So this is how the story goes. In 1826 a London merchant decides to buy some cloth from a weaver in Hawick, a town in the Scottish borders famous for its cloth production. Very happy with his order, he decides to get some more but – crucially – misreads the weaver’s dashed handwriting. Instead of ‘twill’ this Londoner reads ‘tweed’, and assumes this new cloth must take after the River Tweed which runs fast and clear through the textile areas of lower Scotland. ‘Tweed’ and not ’twill’ has been the term used ever since.
Miss Levy’s Wedding Dress
This whole thing started a few years ago when a wedding dress came up at auction. Not being a wedding dress swooner I could nevertheless think of quite a few (entirely rational) reasons why the museum should acquire this particular example. For one thing it was made by Victor Stiebel, one of my favourite London couturiers. Secondly, we do not have enough of his creations (one never does) and they do not come up at auction very often. The dress also had an intriguing mystery inscription. We will get to that in a moment.
Christina Broom: A pioneering photographer

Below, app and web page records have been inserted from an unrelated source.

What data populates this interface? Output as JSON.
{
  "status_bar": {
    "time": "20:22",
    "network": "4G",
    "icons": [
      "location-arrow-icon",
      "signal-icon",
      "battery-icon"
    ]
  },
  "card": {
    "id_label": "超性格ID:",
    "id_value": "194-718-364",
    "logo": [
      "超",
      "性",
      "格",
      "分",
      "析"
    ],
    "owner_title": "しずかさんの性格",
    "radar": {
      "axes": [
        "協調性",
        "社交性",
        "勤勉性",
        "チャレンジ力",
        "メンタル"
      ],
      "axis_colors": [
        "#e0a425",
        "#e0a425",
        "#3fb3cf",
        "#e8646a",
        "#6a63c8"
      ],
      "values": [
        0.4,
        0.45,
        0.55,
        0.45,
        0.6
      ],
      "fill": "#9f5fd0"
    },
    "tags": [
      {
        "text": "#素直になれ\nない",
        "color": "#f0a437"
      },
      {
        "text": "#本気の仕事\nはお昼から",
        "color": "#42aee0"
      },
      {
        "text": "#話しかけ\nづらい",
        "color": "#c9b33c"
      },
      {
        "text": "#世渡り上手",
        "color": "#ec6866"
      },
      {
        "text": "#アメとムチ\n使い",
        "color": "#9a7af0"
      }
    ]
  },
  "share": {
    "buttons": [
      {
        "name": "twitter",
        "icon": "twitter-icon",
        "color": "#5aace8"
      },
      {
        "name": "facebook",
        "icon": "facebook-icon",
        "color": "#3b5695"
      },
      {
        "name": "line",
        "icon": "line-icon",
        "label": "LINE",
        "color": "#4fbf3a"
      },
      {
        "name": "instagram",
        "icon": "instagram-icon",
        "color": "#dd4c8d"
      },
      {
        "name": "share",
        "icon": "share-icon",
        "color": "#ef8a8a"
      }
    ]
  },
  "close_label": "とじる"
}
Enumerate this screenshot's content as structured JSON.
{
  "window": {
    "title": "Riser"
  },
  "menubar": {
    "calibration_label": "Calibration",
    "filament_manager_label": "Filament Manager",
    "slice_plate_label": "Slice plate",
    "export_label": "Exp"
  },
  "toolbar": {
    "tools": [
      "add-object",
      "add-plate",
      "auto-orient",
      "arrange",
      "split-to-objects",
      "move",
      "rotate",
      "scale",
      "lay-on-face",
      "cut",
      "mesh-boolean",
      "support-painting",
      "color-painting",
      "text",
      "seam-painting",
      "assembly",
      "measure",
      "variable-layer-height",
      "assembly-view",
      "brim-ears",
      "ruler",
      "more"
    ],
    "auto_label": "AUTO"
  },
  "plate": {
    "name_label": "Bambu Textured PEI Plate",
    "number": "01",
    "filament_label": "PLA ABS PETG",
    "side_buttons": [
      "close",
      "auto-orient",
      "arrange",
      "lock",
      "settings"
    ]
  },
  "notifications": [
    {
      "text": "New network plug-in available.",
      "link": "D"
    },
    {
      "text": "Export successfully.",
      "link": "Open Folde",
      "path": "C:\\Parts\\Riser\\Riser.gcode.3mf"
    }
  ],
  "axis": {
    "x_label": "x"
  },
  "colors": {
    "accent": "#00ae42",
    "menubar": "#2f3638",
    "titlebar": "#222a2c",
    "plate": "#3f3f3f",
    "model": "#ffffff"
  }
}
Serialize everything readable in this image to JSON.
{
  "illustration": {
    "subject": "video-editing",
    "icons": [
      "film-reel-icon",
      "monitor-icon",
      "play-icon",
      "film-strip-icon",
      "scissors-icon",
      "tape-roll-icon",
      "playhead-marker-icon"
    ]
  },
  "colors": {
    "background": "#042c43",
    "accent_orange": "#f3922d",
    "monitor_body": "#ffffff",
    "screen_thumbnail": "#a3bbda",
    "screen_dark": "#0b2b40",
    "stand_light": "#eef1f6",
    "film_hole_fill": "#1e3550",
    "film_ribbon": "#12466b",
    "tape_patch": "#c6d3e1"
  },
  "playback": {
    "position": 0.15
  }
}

It is almost a year now since I first laid eyes on an extraordinary private collection of photographs by Christina Broom.